This paper studies wage increases in Belgium over the period 2000-2010. It specifically aims to determine to which extent the evolution of the characteristics of the labour force (composition effects) has affected those increases. To this end, we analyse, both at the aggregate and disaggregated level, the average real wage increases in 28 industries using data from the Structure and Distribution of Earnings Survey. Together with data from the National Social Security Office, this survey offers detailed information on wages and on a large number of labour force characteristics. Our analysis is mainly based on the wage decomposition method introduced by Oaxaca (1973) and Blinder (1973).
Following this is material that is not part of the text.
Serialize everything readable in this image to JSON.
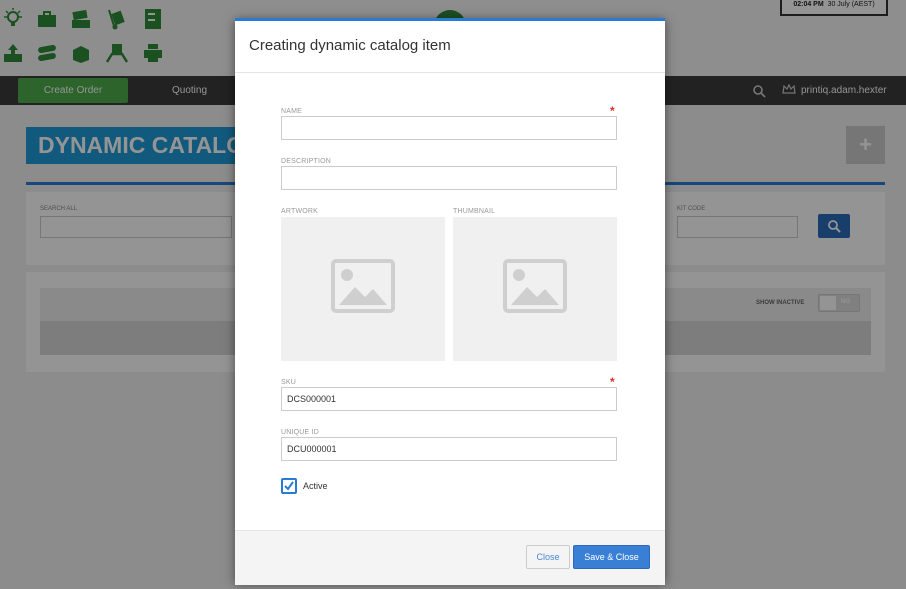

Our results reveal substantial composition effects during the period under review, both at the aggregate level and within individual industries. Composition effects play a decisive role in the wage increases of white collar workers, but their contribution is on average negative and considerably smaller for blue collar workers. At the aggregate level, the increase in the average age of employees and in their education level and the growing number of certain better paid professional categories have contributed the most to the wage increases during that period. On the other hand, the sectoral distribution of employment, the expansion of part-time work and the higher participation rate of women in the labour market have, though to a lesser extent, brought about wage decreases.